**DATA LISTING:**
Segment Open
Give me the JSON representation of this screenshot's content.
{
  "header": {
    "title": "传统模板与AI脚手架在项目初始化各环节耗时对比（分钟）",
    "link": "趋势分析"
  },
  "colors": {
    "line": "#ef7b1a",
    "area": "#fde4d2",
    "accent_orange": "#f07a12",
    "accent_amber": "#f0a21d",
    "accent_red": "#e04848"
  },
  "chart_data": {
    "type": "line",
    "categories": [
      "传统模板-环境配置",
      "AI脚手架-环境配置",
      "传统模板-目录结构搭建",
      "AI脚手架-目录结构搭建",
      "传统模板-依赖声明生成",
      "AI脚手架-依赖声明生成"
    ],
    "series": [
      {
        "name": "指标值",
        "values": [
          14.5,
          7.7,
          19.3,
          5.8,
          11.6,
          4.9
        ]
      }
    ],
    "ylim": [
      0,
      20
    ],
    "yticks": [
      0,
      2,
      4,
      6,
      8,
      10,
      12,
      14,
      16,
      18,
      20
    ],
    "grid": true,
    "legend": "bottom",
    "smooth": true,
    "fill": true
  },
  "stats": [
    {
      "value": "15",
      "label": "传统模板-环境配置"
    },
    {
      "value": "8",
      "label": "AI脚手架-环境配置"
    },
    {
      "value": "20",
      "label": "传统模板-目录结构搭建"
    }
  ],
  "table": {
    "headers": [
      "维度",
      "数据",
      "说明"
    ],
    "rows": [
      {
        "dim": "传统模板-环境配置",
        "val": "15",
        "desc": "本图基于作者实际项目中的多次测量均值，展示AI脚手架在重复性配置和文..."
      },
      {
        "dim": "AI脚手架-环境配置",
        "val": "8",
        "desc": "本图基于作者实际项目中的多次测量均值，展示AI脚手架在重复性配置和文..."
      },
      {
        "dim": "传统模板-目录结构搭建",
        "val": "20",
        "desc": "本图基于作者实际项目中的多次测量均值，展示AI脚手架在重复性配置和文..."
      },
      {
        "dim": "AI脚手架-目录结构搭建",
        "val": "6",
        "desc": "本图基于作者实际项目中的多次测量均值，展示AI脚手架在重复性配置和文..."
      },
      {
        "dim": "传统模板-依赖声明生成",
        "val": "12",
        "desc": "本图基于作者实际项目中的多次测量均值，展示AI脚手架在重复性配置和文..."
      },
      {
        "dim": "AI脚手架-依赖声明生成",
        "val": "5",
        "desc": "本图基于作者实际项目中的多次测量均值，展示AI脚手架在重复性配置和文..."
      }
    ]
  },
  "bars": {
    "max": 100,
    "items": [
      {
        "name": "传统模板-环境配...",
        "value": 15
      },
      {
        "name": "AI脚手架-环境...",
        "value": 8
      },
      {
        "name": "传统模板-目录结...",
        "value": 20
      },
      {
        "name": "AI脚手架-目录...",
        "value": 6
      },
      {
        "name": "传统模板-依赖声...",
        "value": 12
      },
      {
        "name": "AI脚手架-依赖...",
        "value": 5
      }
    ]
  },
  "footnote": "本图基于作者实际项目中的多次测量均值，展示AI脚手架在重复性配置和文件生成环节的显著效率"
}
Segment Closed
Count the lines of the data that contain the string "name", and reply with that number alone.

**ANSWER SECTION:**
7